According to a 2009 study conducted by the U.S. Department of Health and Human Services, 763,000 duplicate and 702,000 unique cases of maltreatment against children were reported. Nearly two-fifths of victims were maltreated by their mothers acting alone, and one-fifth by their fathers acting alone.
One-third of first-time victims were under 4 years of age. Children younger than 1 year had the highest rate of victimization at 20.6 per 1,000 children. Victimization of boys was 48.2 percent and girls 51.1 percent.
The highest rates of victims were African-Americans (22.3 percent), Hispanics (20.7 percent), and White (44 percent). They comprised nearly 87 percent of first-time victims.
As a perspective early childhood educator, these numbers are disturbing. That children under the age of 4 are at such a high rate for victimization and that the victimization of children crosses the lines of gender and ethnicity make this a problem that needs to be addressed by society as a whole. Children of maltreatment grow into adults that are more likely to abuse their own children.
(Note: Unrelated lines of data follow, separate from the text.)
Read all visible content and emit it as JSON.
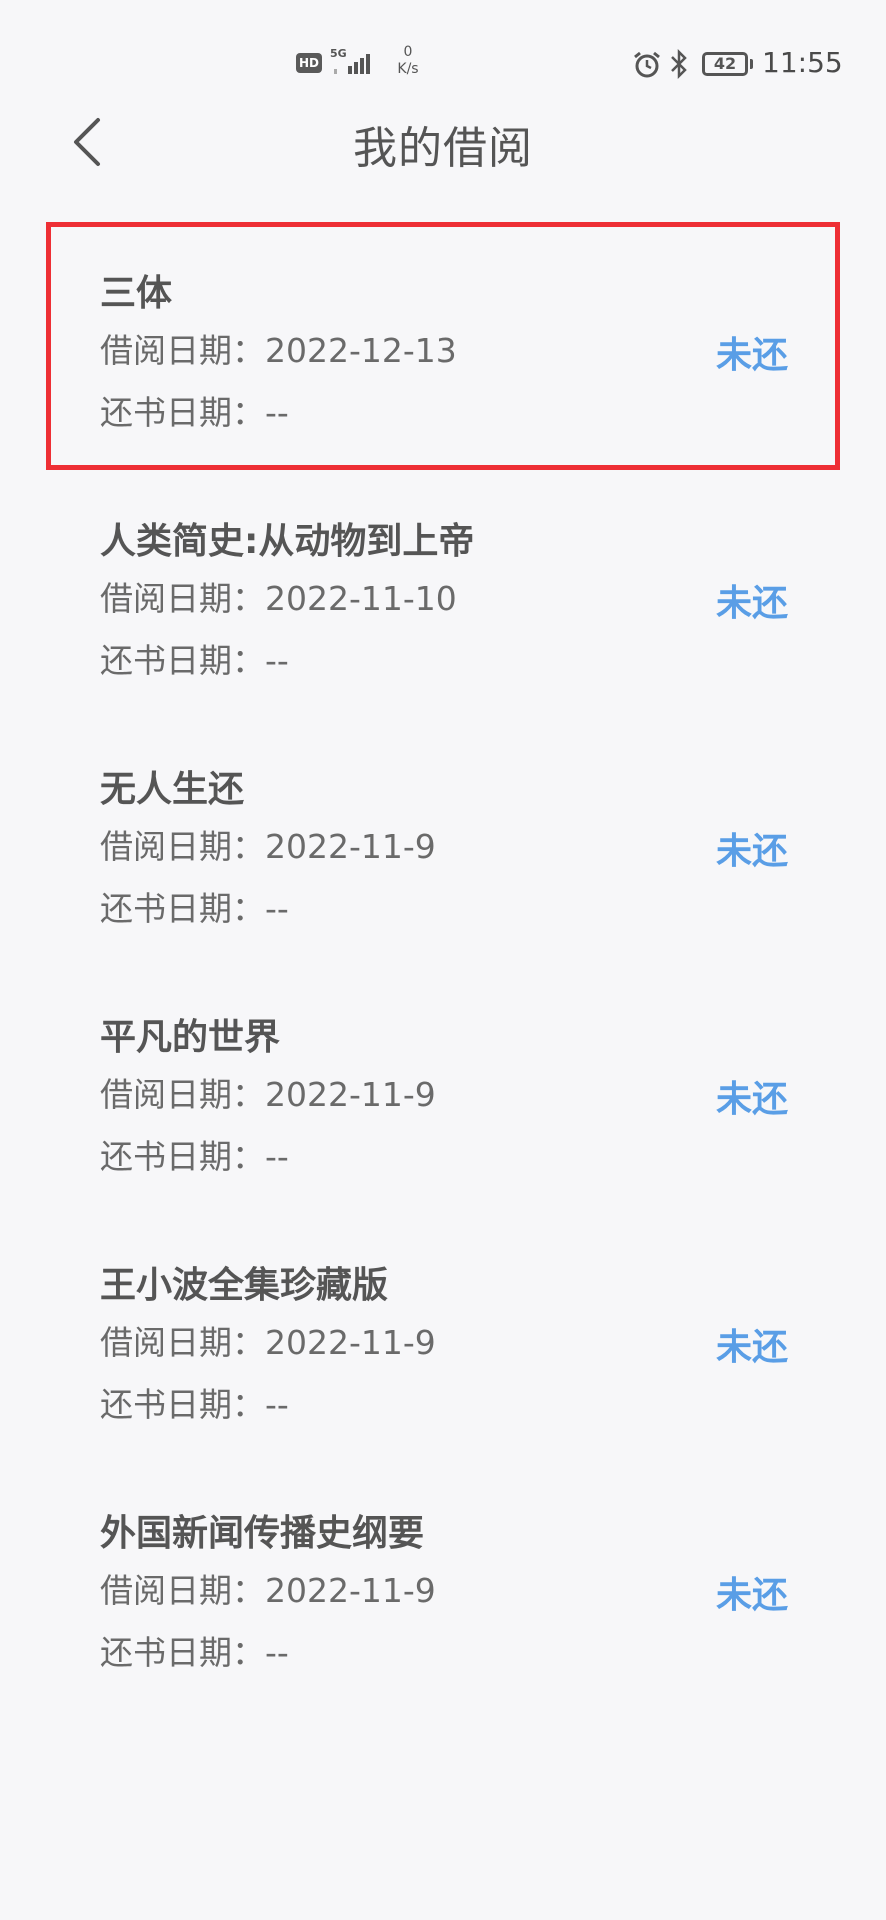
{
  "status_bar": {
    "hd": "HD",
    "network": "5G",
    "speed_value": "0",
    "speed_unit": "K/s",
    "battery": "42",
    "time": "11:55"
  },
  "header": {
    "title": "我的借阅"
  },
  "items": [
    {
      "book": "三体",
      "borrow_label": "借阅日期：",
      "borrow_date": "2022-12-13",
      "return_label": "还书日期：",
      "return_date": "--",
      "status": "未还"
    },
    {
      "book": "人类简史:从动物到上帝",
      "borrow_label": "借阅日期：",
      "borrow_date": "2022-11-10",
      "return_label": "还书日期：",
      "return_date": "--",
      "status": "未还"
    },
    {
      "book": "无人生还",
      "borrow_label": "借阅日期：",
      "borrow_date": "2022-11-9",
      "return_label": "还书日期：",
      "return_date": "--",
      "status": "未还"
    },
    {
      "book": "平凡的世界",
      "borrow_label": "借阅日期：",
      "borrow_date": "2022-11-9",
      "return_label": "还书日期：",
      "return_date": "--",
      "status": "未还"
    },
    {
      "book": "王小波全集珍藏版",
      "borrow_label": "借阅日期：",
      "borrow_date": "2022-11-9",
      "return_label": "还书日期：",
      "return_date": "--",
      "status": "未还"
    },
    {
      "book": "外国新闻传播史纲要",
      "borrow_label": "借阅日期：",
      "borrow_date": "2022-11-9",
      "return_label": "还书日期：",
      "return_date": "--",
      "status": "未还"
    }
  ],
  "colors": {
    "accent": "#5a9ee6",
    "highlight_border": "#ee2f35"
  }
}
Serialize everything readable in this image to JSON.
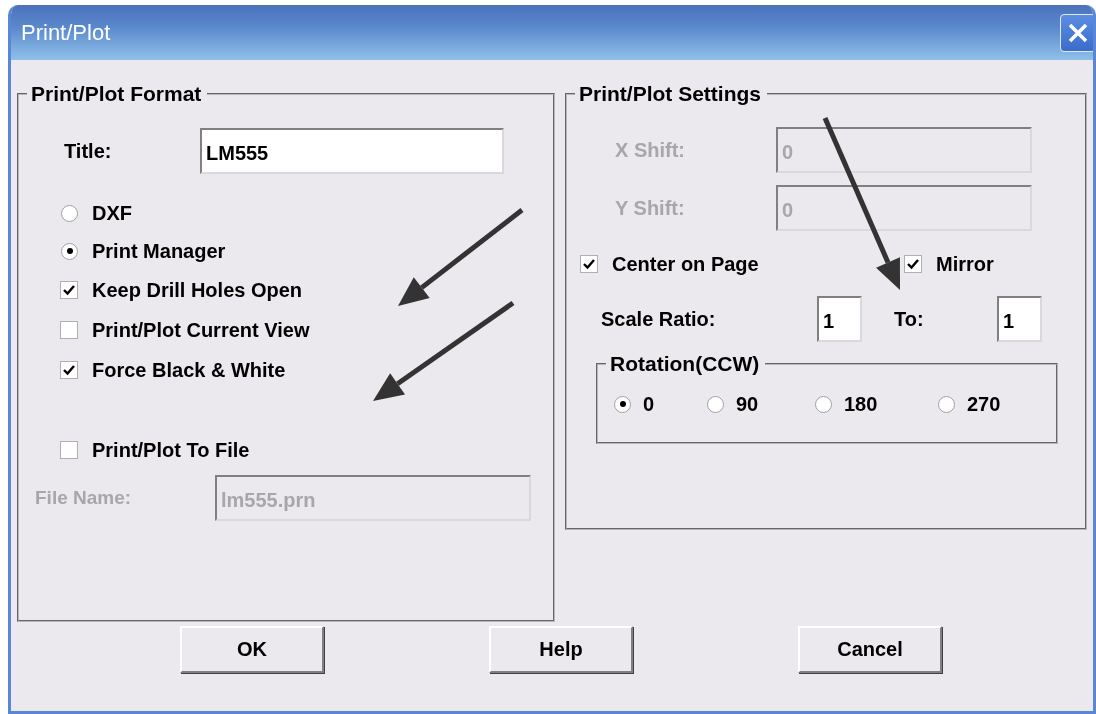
{
  "window": {
    "title": "Print/Plot"
  },
  "format": {
    "title": "Print/Plot Format",
    "title_field": {
      "label": "Title:",
      "value": "LM555"
    },
    "options": [
      {
        "kind": "radio",
        "label": "DXF",
        "selected": false
      },
      {
        "kind": "radio",
        "label": "Print Manager",
        "selected": true
      },
      {
        "kind": "checkbox",
        "label": "Keep Drill Holes Open",
        "checked": true
      },
      {
        "kind": "checkbox",
        "label": "Print/Plot Current View",
        "checked": false
      },
      {
        "kind": "checkbox",
        "label": "Force Black & White",
        "checked": true
      }
    ],
    "to_file": {
      "label": "Print/Plot To File",
      "checked": false
    },
    "file_name": {
      "label": "File Name:",
      "value": "lm555.prn",
      "disabled": true
    }
  },
  "settings": {
    "title": "Print/Plot Settings",
    "shifts": [
      {
        "label": "X Shift:",
        "value": "0",
        "disabled": true
      },
      {
        "label": "Y Shift:",
        "value": "0",
        "disabled": true
      }
    ],
    "center_on_page": {
      "label": "Center on Page",
      "checked": true
    },
    "mirror": {
      "label": "Mirror",
      "checked": true
    },
    "scale_ratio": {
      "label": "Scale Ratio:",
      "value": "1"
    },
    "scale_to": {
      "label": "To:",
      "value": "1"
    },
    "rotation": {
      "title": "Rotation(CCW)",
      "options": [
        {
          "label": "0",
          "selected": true
        },
        {
          "label": "90",
          "selected": false
        },
        {
          "label": "180",
          "selected": false
        },
        {
          "label": "270",
          "selected": false
        }
      ]
    }
  },
  "buttons": [
    {
      "label": "OK"
    },
    {
      "label": "Help"
    },
    {
      "label": "Cancel"
    }
  ]
}
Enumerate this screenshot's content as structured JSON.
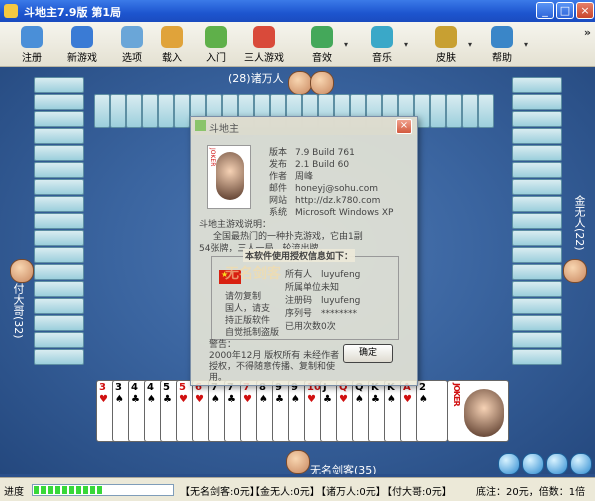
{
  "window": {
    "title": "斗地主7.9版 第1局",
    "minimize": "_",
    "maximize": "□",
    "close": "×"
  },
  "toolbar": {
    "buttons": [
      {
        "label": "注册",
        "icon": "user-register-icon",
        "color": "#4a8fd8"
      },
      {
        "label": "新游戏",
        "icon": "new-game-icon",
        "color": "#3a7bd5"
      },
      {
        "label": "选项",
        "icon": "options-icon",
        "color": "#6aa6d8"
      },
      {
        "label": "载入",
        "icon": "load-icon",
        "color": "#e0a33a"
      },
      {
        "label": "入门",
        "icon": "tutorial-icon",
        "color": "#5fb04a"
      },
      {
        "label": "三人游戏",
        "icon": "three-player-icon",
        "color": "#d94a3a"
      },
      {
        "label": "音效",
        "icon": "sound-icon",
        "color": "#44a85a"
      },
      {
        "label": "音乐",
        "icon": "music-icon",
        "color": "#3aa8c8"
      },
      {
        "label": "皮肤",
        "icon": "skin-icon",
        "color": "#c8a032"
      },
      {
        "label": "帮助",
        "icon": "help-icon",
        "color": "#3a86c8"
      }
    ],
    "more": "»"
  },
  "players": {
    "top": {
      "name": "(28)诸万人"
    },
    "left": {
      "name": "付大哥(32)"
    },
    "right": {
      "name": "金无人(22)"
    },
    "bottom": {
      "name": "无名剑客(35)"
    }
  },
  "hand": [
    {
      "rank": "3",
      "suit": "♥",
      "color": "red"
    },
    {
      "rank": "3",
      "suit": "♠",
      "color": "black"
    },
    {
      "rank": "4",
      "suit": "♣",
      "color": "black"
    },
    {
      "rank": "4",
      "suit": "♠",
      "color": "black"
    },
    {
      "rank": "5",
      "suit": "♣",
      "color": "black"
    },
    {
      "rank": "5",
      "suit": "♥",
      "color": "red"
    },
    {
      "rank": "6",
      "suit": "♥",
      "color": "red"
    },
    {
      "rank": "7",
      "suit": "♠",
      "color": "black"
    },
    {
      "rank": "7",
      "suit": "♣",
      "color": "black"
    },
    {
      "rank": "7",
      "suit": "♥",
      "color": "red"
    },
    {
      "rank": "8",
      "suit": "♠",
      "color": "black"
    },
    {
      "rank": "9",
      "suit": "♣",
      "color": "black"
    },
    {
      "rank": "9",
      "suit": "♠",
      "color": "black"
    },
    {
      "rank": "10",
      "suit": "♥",
      "color": "red"
    },
    {
      "rank": "J",
      "suit": "♣",
      "color": "black"
    },
    {
      "rank": "Q",
      "suit": "♥",
      "color": "red"
    },
    {
      "rank": "Q",
      "suit": "♠",
      "color": "black"
    },
    {
      "rank": "K",
      "suit": "♣",
      "color": "black"
    },
    {
      "rank": "K",
      "suit": "♠",
      "color": "black"
    },
    {
      "rank": "A",
      "suit": "♥",
      "color": "red"
    },
    {
      "rank": "2",
      "suit": "♠",
      "color": "black"
    }
  ],
  "joker": {
    "text": "JOKER"
  },
  "dialog": {
    "title": "斗地主",
    "close": "×",
    "photo_text": "JOKER",
    "info": [
      {
        "k": "版本",
        "v": "7.9 Build 761"
      },
      {
        "k": "发布",
        "v": "2.1 Build 60"
      },
      {
        "k": "作者",
        "v": "周峰"
      },
      {
        "k": "邮件",
        "v": "honeyj@sohu.com"
      },
      {
        "k": "网站",
        "v": "http://dz.k780.com"
      },
      {
        "k": "系统",
        "v": "Microsoft Windows XP"
      }
    ],
    "intro_title": "斗地主游戏说明：",
    "intro_line1": "全国最热门的一种扑克游戏，它由1副",
    "intro_line2": "54张牌，三人一局，轮流出牌。",
    "license_title": "本软件使用授权信息如下：",
    "license_left": [
      "请勿复制",
      "国人，请支",
      "持正版软件",
      "自觉抵制盗版"
    ],
    "license_rows": [
      {
        "k": "所有人",
        "v": "luyufeng"
      },
      {
        "k": "所属单位",
        "v": "未知"
      },
      {
        "k": "注册码",
        "v": "luyufeng"
      },
      {
        "k": "序列号",
        "v": "********"
      },
      {
        "k": "已用次数",
        "v": "0次"
      }
    ],
    "warn_line1": "警告：",
    "warn_line2": "2000年12月 版权所有 未经作者",
    "warn_line3": "授权，不得随意传播、复制和使",
    "warn_line4": "用。",
    "ok": "确定",
    "watermark": "无名剑客"
  },
  "status": {
    "label": "进度",
    "progress": 0.5,
    "items": [
      "【无名剑客:0元】",
      "【金无人:0元】",
      "【诸万人:0元】",
      "【付大哥:0元】"
    ],
    "right": "底注：20元，倍数：1倍"
  }
}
Children with just single maltreatment report are at a 20 percent to 50 percent higher rate for problems in adolescence, such as delinquency, substance abuse in teen years or getting sexually transmitted diseases, than non-maltreated children. Early child maltreatment can have a negative effect on the ability of both men and women to establish and maintain healthy, intimate relationships in adulthood.
Adult outcomes included adult substance abuse or growing up and having children whom they then maltreated. As adults, children with four or more reports were at least twice as likely to later abuse their own children and have contact with the mental health system.
There are several programs available to help stop child maltreatment. One that comes to mind is the Durham Family Initiative, which works to improve family well being and reduce child maltreatment by coordinating services for high-risk families. Children are identified through home visits after birth or through referrals from pre-schools, schools and clinics.
The program also works with community leaders and agencies to implement a shared information system. As a community, it is the best interest of everyone to be vigilant in our efforts to stop the maltreatment of children, and make this area a better place to live.